Governor Dayton and the Republican controlled Legislature are still working on the specifics of a budget deal they reached earlier this week. Dayton and GOP leaders are working with committee chairs and commissioners to hash out the details of nine different budget bills. The two sides reached agreement on a budget framework earlier this week; now they have to turn that into legislation. They already missed a self-imposed Friday night deadline to complete their work.
Committee chairs have been tight lipped about the details. The meetings are being held in private and the public is locked out of the Capitol. At stake is billions of dollars of spending for schools, health care and aid to cities and counties.
GOP Senate Majority Leader Amy Koch says lawmakers are making good progress on the bills. She said the details will be made available once the legislation is drafted into bill form. But Koch said the specifics shouldn't surprise anyone.
"We're not allowing new things into the discussion," Koch said. "We use the analogy that we're baking a cake. All of the ingredients have been on the table and been discussed for months. A lot of them have been taking bills that have been posted and vetted and we're working them into these bills."
The governor says he will call a special session once he's had a chance to read the bills and ensure they follow the agreement he reached on Thursday with GOP leaders. The government shutdown will end when Dayton signs the bills.(1 Comments)

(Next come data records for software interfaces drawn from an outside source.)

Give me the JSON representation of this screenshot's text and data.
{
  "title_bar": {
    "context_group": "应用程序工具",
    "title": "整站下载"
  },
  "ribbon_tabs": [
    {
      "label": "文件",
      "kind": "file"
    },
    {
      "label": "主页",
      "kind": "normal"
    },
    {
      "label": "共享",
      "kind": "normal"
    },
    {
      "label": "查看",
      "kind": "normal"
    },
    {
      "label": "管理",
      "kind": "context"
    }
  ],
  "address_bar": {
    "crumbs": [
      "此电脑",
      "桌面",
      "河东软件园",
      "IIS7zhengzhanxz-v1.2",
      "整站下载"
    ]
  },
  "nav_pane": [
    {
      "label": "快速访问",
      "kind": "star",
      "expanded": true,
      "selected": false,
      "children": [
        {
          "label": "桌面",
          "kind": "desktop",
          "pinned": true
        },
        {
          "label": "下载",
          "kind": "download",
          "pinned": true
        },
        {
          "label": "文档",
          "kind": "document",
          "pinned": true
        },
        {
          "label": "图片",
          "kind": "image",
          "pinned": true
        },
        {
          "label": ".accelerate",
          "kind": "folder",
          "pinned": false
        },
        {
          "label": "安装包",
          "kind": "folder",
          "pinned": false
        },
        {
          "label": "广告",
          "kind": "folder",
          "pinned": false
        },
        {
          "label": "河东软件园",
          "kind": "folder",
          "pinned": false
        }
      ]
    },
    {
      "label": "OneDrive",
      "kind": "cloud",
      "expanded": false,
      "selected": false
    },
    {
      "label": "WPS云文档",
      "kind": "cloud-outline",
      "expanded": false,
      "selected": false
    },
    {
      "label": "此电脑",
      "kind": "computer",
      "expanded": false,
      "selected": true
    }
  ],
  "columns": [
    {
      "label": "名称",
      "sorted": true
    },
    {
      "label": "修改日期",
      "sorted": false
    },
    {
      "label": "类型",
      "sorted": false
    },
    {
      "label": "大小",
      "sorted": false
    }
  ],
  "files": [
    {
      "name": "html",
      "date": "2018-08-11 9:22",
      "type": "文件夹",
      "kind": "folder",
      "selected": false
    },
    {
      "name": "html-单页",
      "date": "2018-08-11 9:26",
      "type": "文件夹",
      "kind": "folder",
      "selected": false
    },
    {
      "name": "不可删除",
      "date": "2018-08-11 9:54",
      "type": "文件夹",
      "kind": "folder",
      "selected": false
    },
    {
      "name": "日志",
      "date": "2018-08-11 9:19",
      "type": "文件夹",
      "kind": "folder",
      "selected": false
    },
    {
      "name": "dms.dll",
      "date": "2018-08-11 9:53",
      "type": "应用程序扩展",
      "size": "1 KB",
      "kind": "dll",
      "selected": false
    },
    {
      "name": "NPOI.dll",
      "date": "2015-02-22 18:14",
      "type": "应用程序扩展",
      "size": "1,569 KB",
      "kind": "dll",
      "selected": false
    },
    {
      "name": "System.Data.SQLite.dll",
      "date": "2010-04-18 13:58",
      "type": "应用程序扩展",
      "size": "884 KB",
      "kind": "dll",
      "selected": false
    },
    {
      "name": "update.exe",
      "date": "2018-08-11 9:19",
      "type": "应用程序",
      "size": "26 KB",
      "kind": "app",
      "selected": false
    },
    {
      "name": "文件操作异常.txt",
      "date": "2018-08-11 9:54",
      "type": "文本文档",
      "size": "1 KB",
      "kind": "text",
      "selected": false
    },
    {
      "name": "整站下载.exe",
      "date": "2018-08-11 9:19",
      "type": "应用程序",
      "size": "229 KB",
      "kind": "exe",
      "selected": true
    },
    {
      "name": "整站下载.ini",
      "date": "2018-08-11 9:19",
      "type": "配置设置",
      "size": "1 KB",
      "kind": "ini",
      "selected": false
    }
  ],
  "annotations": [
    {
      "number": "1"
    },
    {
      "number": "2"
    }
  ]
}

From MPR's Rupa Shenoy:
No, it's not a case of yet another Minnesota politician running for president. But GOP Rep. Chip Cravaack's wife and children are moving to New Hampshire, and Cravaack plans to visit them there at least once a week.
Cravaack tells the Duluth News Tribune his wife Traci's job requires her to be in the Boston area three days a week, and the New Hampshire location will make it easier for him to spend time with their children.
"My wife and I said, 'Just because I'm in Congress, I'm still a father.' And being a father comes first," he said. "I have to take care of my children the best way possible, and still be able to serve the country at the same time."
Cravaack says he plans to sell his family's home in Lindstrom and move to North Branch.
Cravaack campaign advisor Ben Golnik said Cravaack will continue to spend about as much time in the state as he does now.
"Sunday has always been his family day, so just using now as an example, I think today he was in two parades up in northern Minnesota, so he'll do his parades, and most likely Saturday evening he'd go to New Hampshire, spend time with his family, and then go to Washington, DC if there were votes," he said. "On district work weeks he would spend his time as he does now, in Minnesota doing constituent meetings, town hall meetings."
Cravaack told the newspaper that he's being pressured by attack ads to begin running for re-election sooner than he had expected.
As someone who ran accusing Democrat Jim Oberstar of being out of touch with the 8th District, it's probably fair to assume the Democrats who want to run against him in 2012 may have a few things to say about the New Hampshire homestead.(8 Comments)